"He was one of the great tenors of our time -- he was as big in the '50s and '60s as he is today," said pianist and bandleader Walt Harper. "He mesmerized you...

"He would blow everybody off the stand when he was playing, but his style endured time. He had a style that everyone enjoyed," Harper said.

In 1974, Mr. Turrentine, then recording for Creed Taylor International Records, released the album "Sugar." Not only did the title track become a major hit, but it also introduced the music world to several up-and-coming musicians such as bassist Ron Carter, trumpeter Freddie Hubbard and especially guitarist and fellow Hill District native George Benson.

Mr. Turrentine also enjoyed a sterling reputation among his peers in the jazz world.

Marty Ashby, executive producer of the Manchester Craftsman's Guild jazz concerts, called Mr. Turrentine "one of the greatest musicians in the history of jazz ... every single tenor saxophonist that is out there playing today has some Stanley Turrentine in them. That's the kind of impact that Stanley has. You can listen to the young lions, to the Michael Breckers of the world and say, 'Ah, that's T, that's Stanley coming out.' "
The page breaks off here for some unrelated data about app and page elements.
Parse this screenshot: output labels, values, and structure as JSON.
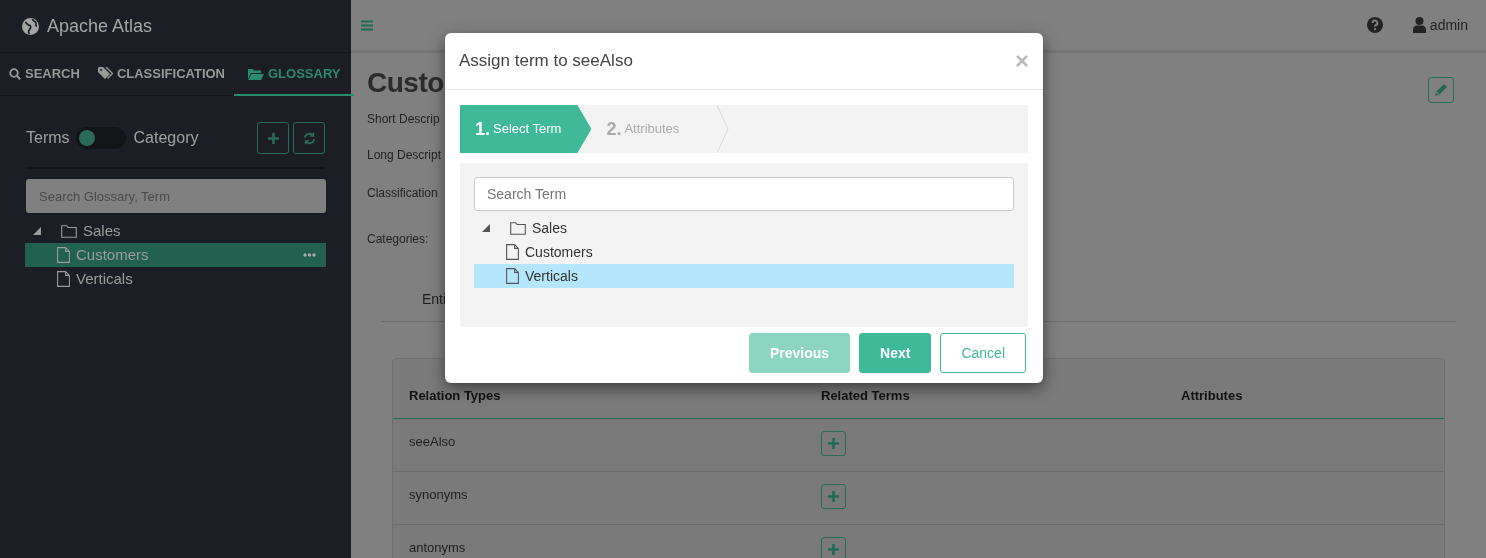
{
  "app": {
    "title": "Apache Atlas"
  },
  "sidebar": {
    "tabs": [
      {
        "label": "SEARCH",
        "kind": "search",
        "selected": false
      },
      {
        "label": "CLASSIFICATION",
        "kind": "tag",
        "selected": false
      },
      {
        "label": "GLOSSARY",
        "kind": "folder",
        "selected": true
      }
    ],
    "toggle": {
      "left_label": "Terms",
      "right_label": "Category",
      "on": false
    },
    "search": {
      "placeholder": "Search Glossary, Term"
    },
    "tree": [
      {
        "label": "Sales",
        "expanded": true,
        "children": [
          {
            "label": "Customers",
            "selected": true
          },
          {
            "label": "Verticals",
            "selected": false
          }
        ]
      }
    ]
  },
  "header": {
    "user": "admin"
  },
  "detail": {
    "title": "Custo",
    "fields": [
      "Short Descrip",
      "Long Descript",
      "Classification",
      "Categories:"
    ],
    "tab": "Enti"
  },
  "relations": {
    "columns": [
      "Relation Types",
      "Related Terms",
      "Attributes"
    ],
    "rows": [
      {
        "type": "seeAlso"
      },
      {
        "type": "synonyms"
      },
      {
        "type": "antonyms"
      }
    ]
  },
  "modal": {
    "title": "Assign term to seeAlso",
    "close": "×",
    "steps": [
      {
        "number": "1.",
        "label": "Select Term",
        "selected": true
      },
      {
        "number": "2.",
        "label": "Attributes",
        "selected": false
      }
    ],
    "search": {
      "placeholder": "Search Term"
    },
    "tree": [
      {
        "label": "Sales",
        "expanded": true,
        "children": [
          {
            "label": "Customers",
            "selected": false
          },
          {
            "label": "Verticals",
            "selected": true
          }
        ]
      }
    ],
    "buttons": [
      {
        "label": "Previous",
        "kind": "primary",
        "disabled": true
      },
      {
        "label": "Next",
        "kind": "primary",
        "disabled": false
      },
      {
        "label": "Cancel",
        "kind": "outline",
        "disabled": false
      }
    ]
  }
}
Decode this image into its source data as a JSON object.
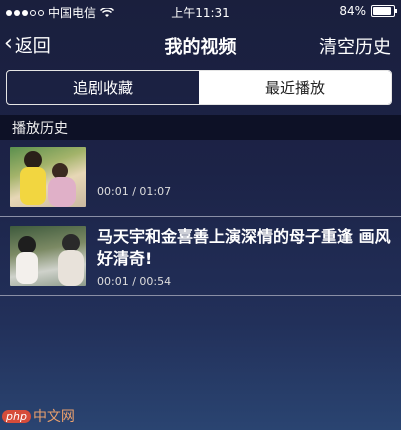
{
  "status_bar": {
    "carrier": "中国电信",
    "time": "上午11:31",
    "battery_percent": "84%",
    "battery_level": 0.84
  },
  "nav": {
    "back_label": "返回",
    "title": "我的视频",
    "clear_label": "清空历史"
  },
  "tabs": [
    {
      "label": "追剧收藏",
      "selected": false
    },
    {
      "label": "最近播放",
      "selected": true
    }
  ],
  "section": {
    "header": "播放历史"
  },
  "history": [
    {
      "title": "",
      "progress": "00:01 / 01:07"
    },
    {
      "title": "马天宇和金喜善上演深情的母子重逢 画风好清奇!",
      "progress": "00:01 / 00:54"
    }
  ],
  "watermark": {
    "logo": "php",
    "text": "中文网"
  },
  "colors": {
    "background_top": "#1a1f3d",
    "background_bottom": "#2a4471",
    "section_header_bg": "#0d1126",
    "segment_active_bg": "#ffffff"
  }
}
Mr. Turrentine went solo in the 1960s. His blues-influenced riffs brought him commercial success with albums such as "Stan 'The Man' Turrentine," "Up at Minton's," and "Never Let Me Go."

He said he preferred mixing genres to being boxed in by one label.

"One day, my stepson and I were alphabetizing my albums over the years, and I noticed that they categorized me as a rock and roll player on certain albums, a bee-bop player on other albums, a pop player, a fusion player," he once said. "And I'm just saying ... 'Gee, I'm just playing with different settings, but I'm still playing the same way.' "

The Associated Press contributed to this report.

bottom navigation bar Terms of Use  Privacy Policy